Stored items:
---

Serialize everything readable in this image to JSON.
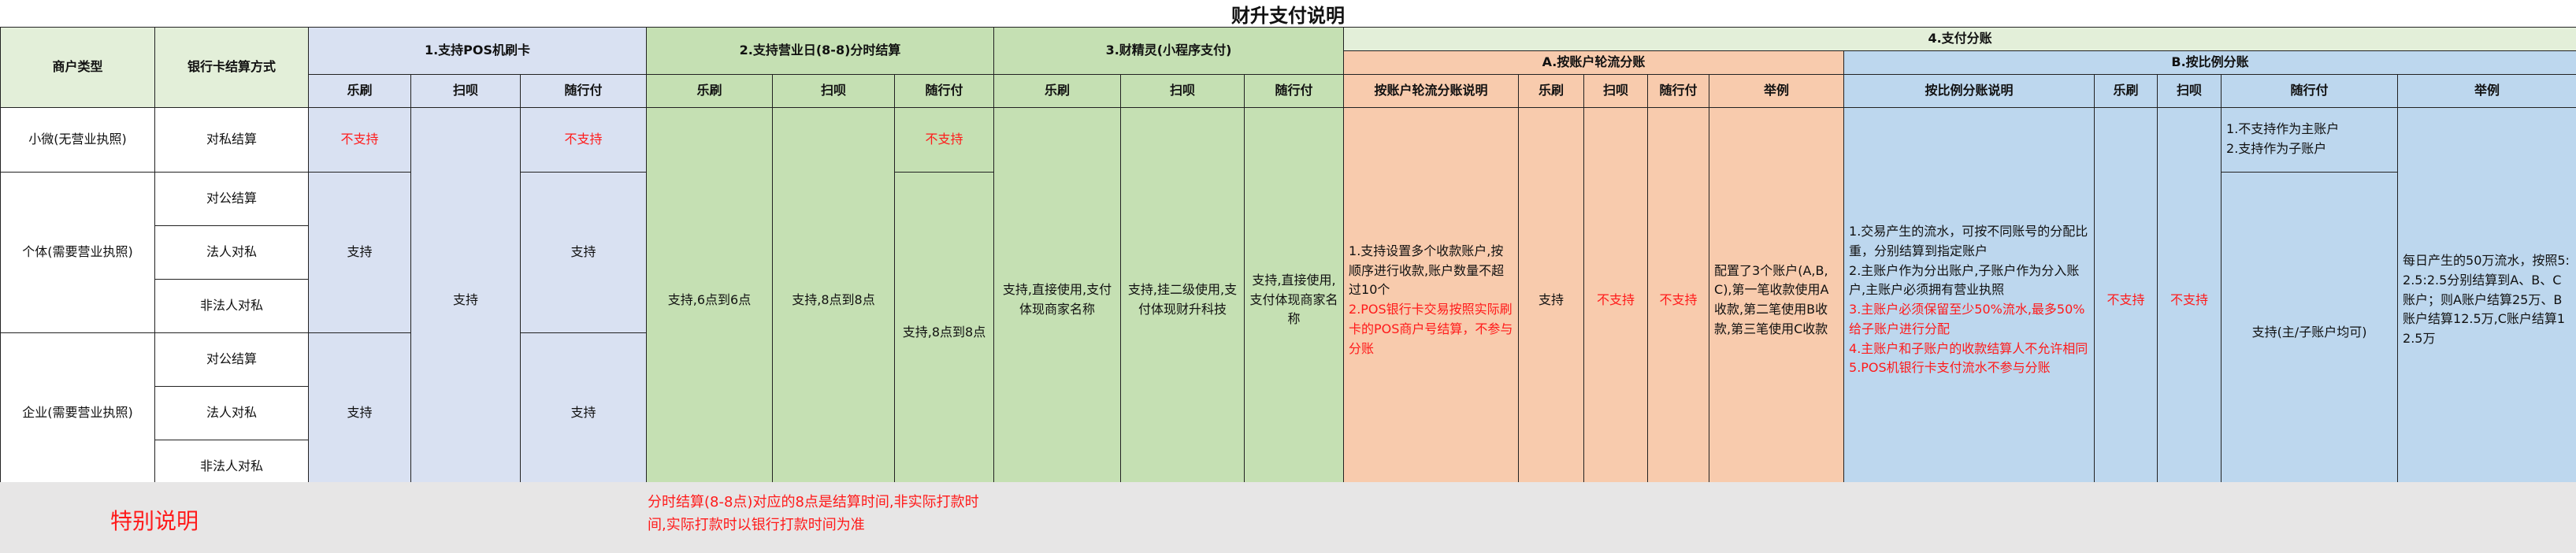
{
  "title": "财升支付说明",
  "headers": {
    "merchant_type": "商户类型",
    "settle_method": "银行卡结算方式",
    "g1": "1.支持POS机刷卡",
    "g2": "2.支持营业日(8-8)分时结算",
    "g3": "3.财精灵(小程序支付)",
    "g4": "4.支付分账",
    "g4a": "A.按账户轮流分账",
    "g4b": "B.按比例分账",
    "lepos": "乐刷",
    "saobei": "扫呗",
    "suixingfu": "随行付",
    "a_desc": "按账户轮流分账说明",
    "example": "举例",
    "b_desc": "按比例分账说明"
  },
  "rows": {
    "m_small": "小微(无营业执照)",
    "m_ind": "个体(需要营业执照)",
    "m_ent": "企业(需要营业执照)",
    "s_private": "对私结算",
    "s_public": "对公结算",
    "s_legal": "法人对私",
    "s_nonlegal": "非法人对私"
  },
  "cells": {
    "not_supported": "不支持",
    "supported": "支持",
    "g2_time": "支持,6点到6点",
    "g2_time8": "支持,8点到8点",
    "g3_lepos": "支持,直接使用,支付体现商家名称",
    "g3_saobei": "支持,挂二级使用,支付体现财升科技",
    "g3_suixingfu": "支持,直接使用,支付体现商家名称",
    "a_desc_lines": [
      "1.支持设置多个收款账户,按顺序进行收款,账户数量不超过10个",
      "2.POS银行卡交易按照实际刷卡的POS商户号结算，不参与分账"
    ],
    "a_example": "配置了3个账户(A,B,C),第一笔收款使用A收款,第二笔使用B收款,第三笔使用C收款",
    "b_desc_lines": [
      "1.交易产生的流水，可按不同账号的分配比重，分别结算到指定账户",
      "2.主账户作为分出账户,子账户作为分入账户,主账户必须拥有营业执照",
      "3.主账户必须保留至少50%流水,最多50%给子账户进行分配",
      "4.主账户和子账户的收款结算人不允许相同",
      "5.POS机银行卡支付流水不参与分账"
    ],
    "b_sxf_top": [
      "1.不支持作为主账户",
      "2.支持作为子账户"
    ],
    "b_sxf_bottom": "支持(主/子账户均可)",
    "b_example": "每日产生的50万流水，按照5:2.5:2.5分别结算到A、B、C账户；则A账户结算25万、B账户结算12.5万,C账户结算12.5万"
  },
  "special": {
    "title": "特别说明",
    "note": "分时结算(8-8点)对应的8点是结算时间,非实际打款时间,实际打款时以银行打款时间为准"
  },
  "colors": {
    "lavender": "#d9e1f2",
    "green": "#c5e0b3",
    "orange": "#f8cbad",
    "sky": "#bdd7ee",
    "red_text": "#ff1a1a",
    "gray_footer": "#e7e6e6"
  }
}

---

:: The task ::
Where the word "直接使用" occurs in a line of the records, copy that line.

:: Response to this task ::
    "g3_lepos": "支持,直接使用,支付体现商家名称",
    "g3_suixingfu": "支持,直接使用,支付体现商家名称",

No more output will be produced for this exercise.